REQUIRED WORK >> Using the data below, return all lines in which "text" appears.

SOURCE DATA >>
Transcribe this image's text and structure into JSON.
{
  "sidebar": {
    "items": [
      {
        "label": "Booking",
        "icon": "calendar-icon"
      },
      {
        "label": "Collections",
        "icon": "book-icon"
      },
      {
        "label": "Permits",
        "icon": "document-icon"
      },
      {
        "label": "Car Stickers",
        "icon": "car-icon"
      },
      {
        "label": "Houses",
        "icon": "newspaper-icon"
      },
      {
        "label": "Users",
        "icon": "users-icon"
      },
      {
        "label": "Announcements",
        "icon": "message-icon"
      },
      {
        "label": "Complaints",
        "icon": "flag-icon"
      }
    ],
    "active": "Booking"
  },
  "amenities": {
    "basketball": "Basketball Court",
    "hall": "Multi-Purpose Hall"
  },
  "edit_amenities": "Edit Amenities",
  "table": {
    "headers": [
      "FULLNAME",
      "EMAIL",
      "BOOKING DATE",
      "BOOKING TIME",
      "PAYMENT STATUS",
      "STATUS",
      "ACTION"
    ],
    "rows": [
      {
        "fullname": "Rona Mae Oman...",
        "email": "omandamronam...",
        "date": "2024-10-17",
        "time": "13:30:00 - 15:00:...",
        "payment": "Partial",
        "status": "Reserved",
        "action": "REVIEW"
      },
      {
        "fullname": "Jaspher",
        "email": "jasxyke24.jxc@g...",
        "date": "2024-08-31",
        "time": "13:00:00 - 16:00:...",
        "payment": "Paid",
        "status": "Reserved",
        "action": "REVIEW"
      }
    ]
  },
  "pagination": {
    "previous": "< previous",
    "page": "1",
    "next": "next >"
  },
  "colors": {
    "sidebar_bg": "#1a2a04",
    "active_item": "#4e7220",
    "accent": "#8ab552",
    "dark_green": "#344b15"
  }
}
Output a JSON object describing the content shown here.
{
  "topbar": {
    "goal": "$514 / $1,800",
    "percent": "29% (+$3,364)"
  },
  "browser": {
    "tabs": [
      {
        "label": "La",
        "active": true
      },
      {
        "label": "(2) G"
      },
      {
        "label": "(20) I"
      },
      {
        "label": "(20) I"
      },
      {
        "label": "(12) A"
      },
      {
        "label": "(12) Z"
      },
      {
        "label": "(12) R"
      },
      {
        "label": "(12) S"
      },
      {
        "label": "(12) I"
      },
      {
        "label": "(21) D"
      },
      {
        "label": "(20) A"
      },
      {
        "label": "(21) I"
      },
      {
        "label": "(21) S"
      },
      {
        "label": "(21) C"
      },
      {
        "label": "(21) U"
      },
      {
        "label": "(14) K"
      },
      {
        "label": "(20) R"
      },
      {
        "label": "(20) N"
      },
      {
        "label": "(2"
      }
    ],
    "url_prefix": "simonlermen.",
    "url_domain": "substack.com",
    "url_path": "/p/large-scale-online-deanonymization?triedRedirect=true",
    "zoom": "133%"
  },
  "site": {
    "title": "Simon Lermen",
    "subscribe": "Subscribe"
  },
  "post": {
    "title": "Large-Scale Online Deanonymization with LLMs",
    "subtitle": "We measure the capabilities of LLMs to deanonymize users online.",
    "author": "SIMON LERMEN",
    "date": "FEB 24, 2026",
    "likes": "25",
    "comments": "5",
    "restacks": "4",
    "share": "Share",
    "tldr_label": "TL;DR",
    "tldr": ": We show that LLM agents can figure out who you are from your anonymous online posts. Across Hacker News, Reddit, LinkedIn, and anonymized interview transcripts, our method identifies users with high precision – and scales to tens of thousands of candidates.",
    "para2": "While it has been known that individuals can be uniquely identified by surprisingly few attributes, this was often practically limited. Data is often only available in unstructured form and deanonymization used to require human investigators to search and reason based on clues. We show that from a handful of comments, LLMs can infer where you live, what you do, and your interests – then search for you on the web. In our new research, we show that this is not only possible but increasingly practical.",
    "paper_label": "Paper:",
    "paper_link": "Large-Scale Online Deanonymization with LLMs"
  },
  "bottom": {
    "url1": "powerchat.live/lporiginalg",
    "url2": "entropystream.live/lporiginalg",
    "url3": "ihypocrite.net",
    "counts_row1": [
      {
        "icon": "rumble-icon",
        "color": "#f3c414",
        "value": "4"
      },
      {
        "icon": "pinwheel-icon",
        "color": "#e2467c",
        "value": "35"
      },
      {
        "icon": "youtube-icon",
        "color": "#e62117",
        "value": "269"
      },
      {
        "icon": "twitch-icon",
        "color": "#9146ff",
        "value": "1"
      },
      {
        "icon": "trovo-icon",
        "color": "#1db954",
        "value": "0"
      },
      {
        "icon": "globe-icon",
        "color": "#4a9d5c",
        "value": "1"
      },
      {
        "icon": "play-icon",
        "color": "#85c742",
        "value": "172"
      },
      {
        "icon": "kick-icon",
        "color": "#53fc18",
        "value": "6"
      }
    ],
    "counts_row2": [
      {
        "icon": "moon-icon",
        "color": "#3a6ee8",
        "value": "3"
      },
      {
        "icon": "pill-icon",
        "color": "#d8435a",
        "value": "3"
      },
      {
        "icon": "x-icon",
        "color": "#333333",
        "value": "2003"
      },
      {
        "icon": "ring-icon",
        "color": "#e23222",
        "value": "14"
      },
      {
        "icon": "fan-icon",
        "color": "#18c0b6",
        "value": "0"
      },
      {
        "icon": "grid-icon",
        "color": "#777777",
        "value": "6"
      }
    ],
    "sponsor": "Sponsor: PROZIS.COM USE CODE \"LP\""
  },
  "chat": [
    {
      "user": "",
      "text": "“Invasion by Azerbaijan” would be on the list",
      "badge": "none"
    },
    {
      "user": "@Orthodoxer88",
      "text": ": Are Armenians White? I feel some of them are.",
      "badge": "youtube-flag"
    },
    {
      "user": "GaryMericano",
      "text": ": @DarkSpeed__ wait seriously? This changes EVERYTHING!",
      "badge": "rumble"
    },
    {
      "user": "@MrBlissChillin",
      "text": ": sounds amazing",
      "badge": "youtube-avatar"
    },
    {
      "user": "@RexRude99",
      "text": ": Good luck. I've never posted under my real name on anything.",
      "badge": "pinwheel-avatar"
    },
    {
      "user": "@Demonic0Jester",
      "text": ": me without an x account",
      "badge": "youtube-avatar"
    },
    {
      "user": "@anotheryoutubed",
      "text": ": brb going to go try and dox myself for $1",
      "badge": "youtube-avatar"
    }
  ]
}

ANSWER BELOW >>
Transcribe this image's text and structure into JSON.
      "text": "“Invasion by Azerbaijan” would be on the list",
      "text": ": Are Armenians White? I feel some of them are.",
      "text": ": @DarkSpeed__ wait seriously? This changes EVERYTHING!",
      "text": ": sounds amazing",
      "text": ": Good luck. I've never posted under my real name on anything.",
      "text": ": me without an x account",
      "text": ": brb going to go try and dox myself for $1",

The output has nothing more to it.